Instructions to follow => Check each line of the data, and copy those where "glyph" appears.

Records provided =>
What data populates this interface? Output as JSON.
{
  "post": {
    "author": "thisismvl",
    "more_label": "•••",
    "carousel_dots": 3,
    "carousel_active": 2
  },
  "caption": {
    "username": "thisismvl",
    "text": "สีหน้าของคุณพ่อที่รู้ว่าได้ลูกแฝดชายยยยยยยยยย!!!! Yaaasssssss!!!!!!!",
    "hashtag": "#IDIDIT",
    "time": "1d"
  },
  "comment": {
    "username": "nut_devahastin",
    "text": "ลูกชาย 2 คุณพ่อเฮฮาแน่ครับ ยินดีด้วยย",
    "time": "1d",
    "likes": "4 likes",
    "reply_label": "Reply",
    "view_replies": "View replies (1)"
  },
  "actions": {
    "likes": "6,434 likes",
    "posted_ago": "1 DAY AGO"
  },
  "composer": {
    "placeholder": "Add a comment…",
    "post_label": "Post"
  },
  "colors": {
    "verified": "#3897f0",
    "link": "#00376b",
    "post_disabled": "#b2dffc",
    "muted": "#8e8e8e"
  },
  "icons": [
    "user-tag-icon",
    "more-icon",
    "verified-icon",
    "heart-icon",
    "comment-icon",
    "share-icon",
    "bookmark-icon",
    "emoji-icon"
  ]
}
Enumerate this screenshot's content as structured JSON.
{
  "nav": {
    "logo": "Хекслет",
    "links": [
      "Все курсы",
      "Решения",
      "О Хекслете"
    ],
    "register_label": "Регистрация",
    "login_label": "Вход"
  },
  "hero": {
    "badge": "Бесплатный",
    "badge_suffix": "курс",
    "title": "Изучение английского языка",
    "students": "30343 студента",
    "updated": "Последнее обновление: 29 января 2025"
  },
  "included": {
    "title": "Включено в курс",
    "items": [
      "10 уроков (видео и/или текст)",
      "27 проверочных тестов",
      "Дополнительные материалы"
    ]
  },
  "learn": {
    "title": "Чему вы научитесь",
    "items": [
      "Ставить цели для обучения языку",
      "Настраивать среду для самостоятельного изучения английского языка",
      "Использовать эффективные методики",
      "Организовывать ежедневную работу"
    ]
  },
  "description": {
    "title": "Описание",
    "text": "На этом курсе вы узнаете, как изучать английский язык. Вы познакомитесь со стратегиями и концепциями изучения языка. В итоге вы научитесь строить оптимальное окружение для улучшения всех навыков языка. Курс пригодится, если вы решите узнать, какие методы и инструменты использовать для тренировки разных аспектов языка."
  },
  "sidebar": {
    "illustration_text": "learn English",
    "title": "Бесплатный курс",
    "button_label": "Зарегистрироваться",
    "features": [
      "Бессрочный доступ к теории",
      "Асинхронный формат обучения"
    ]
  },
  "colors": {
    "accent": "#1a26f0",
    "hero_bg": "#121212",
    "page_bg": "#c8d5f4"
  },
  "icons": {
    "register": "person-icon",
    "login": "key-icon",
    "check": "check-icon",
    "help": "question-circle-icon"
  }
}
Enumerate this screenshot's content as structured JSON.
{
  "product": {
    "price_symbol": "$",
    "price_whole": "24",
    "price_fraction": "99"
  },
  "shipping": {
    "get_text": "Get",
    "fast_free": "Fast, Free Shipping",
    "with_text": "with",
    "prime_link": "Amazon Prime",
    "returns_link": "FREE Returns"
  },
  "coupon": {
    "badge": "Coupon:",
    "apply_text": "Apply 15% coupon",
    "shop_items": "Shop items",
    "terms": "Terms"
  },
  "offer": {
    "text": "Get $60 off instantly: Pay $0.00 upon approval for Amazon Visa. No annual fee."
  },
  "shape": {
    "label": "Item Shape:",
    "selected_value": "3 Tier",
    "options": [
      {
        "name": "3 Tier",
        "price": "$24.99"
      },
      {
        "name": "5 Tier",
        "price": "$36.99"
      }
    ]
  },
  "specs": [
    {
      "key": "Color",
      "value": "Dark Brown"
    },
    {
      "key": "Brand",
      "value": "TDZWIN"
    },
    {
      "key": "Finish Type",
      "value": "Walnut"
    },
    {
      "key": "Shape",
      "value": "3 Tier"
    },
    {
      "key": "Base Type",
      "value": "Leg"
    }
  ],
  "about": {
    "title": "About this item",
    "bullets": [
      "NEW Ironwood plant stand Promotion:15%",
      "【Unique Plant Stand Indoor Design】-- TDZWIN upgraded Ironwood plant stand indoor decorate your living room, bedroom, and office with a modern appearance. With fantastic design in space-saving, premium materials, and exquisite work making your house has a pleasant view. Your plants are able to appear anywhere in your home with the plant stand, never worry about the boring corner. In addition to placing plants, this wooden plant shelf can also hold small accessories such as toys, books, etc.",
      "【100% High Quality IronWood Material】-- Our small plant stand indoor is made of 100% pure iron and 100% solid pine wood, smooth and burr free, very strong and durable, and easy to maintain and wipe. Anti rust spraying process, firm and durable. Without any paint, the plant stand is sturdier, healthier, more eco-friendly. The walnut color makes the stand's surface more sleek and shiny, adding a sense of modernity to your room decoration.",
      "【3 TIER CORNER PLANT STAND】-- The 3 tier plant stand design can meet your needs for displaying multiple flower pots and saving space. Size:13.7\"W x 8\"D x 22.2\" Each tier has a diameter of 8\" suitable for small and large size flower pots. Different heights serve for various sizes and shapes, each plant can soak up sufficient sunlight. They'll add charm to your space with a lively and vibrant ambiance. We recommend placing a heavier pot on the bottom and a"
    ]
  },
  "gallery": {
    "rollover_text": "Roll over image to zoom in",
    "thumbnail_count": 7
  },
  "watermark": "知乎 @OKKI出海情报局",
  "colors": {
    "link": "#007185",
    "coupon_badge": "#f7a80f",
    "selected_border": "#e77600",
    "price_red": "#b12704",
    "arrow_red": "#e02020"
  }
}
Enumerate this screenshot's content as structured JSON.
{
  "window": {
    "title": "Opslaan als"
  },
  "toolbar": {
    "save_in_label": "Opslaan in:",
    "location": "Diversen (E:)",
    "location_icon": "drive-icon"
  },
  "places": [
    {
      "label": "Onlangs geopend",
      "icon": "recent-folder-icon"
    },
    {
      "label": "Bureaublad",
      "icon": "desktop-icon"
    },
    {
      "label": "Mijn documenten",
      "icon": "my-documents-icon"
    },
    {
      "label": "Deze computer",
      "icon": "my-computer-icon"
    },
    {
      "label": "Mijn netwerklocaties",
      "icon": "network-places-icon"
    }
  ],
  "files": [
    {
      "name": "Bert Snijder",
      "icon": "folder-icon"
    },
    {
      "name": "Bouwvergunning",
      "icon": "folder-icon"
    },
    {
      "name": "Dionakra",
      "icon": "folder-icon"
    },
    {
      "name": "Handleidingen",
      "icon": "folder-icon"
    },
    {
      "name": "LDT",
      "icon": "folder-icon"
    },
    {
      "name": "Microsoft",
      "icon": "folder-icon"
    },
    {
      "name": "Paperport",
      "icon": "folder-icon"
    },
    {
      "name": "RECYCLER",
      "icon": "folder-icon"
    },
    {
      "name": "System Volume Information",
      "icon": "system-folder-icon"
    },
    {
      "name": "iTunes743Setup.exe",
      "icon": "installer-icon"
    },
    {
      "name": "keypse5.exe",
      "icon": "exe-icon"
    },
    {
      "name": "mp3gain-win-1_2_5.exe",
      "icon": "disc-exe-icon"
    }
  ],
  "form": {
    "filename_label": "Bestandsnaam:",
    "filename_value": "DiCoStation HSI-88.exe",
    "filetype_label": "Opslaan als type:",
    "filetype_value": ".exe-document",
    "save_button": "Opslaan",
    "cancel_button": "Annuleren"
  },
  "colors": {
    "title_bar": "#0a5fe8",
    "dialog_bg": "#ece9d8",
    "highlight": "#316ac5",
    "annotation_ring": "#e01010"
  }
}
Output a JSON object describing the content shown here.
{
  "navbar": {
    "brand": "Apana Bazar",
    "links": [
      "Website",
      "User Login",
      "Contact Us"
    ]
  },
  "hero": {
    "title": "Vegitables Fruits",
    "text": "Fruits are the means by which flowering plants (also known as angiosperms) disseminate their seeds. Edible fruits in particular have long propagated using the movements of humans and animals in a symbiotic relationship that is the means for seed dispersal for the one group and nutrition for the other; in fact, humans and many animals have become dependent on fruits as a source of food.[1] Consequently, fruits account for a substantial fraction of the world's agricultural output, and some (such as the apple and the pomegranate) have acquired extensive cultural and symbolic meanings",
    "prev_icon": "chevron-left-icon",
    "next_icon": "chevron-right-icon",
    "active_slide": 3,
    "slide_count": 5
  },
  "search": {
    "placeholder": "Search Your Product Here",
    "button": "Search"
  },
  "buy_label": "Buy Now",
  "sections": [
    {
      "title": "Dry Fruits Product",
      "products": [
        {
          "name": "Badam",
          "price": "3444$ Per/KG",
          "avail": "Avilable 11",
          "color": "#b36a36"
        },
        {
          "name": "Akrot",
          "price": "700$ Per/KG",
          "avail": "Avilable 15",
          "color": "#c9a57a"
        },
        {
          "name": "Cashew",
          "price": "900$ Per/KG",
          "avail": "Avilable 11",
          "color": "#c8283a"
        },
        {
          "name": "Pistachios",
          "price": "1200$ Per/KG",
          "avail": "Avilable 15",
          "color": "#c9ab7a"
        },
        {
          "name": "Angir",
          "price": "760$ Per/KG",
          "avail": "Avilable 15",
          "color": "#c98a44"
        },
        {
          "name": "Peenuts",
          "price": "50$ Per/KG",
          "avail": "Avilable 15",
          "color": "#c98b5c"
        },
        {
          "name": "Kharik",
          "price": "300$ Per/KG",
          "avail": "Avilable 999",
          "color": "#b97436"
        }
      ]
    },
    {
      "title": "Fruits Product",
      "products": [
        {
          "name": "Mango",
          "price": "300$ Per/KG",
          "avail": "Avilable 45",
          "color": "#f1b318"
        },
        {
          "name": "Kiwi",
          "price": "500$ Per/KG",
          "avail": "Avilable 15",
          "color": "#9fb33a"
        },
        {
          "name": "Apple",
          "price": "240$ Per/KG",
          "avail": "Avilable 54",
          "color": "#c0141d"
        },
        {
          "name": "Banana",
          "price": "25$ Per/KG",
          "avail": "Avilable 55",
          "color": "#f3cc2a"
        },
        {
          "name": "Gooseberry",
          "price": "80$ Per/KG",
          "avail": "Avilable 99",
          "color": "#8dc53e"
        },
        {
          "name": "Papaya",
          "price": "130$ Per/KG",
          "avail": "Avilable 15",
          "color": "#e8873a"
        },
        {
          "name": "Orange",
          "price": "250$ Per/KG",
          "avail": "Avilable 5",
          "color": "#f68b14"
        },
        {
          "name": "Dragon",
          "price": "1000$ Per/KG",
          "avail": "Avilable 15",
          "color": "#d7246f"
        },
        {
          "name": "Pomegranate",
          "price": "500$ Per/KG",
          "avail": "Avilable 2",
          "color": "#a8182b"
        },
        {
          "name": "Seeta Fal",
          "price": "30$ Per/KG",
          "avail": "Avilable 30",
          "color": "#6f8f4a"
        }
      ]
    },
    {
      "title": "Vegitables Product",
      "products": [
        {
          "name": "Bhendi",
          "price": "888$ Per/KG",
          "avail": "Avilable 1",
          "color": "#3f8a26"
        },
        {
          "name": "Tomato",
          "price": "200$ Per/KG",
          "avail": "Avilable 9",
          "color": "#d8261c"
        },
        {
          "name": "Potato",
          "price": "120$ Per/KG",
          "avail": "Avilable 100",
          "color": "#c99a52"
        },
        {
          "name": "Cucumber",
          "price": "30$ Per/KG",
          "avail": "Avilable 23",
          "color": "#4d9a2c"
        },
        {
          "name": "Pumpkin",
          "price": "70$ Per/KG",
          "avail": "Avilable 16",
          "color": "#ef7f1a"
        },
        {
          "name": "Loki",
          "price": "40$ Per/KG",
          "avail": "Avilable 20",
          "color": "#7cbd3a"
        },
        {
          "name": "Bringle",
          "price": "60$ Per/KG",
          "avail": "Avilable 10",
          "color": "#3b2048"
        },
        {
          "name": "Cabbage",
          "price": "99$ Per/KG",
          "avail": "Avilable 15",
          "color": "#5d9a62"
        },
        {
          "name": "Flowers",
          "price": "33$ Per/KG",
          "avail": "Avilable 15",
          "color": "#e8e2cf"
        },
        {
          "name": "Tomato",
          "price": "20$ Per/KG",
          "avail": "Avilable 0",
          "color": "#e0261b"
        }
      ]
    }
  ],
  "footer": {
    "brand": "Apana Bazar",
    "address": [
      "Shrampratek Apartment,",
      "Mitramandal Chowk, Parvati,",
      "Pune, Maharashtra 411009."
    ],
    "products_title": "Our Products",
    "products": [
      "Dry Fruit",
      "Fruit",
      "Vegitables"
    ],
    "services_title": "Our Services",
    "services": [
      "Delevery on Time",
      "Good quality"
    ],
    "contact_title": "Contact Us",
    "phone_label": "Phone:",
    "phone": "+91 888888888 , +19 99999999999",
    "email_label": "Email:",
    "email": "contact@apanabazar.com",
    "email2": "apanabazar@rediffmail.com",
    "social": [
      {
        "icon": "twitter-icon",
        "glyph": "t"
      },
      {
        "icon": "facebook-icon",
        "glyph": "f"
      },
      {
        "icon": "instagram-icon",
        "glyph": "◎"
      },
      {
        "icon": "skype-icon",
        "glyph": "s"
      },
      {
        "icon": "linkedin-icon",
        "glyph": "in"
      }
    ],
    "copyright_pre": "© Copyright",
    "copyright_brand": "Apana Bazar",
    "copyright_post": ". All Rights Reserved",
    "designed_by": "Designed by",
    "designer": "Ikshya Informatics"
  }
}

Task result =>
        "glyph": "t"
        "glyph": "f"
        "glyph": "◎"
        "glyph": "s"
        "glyph": "in"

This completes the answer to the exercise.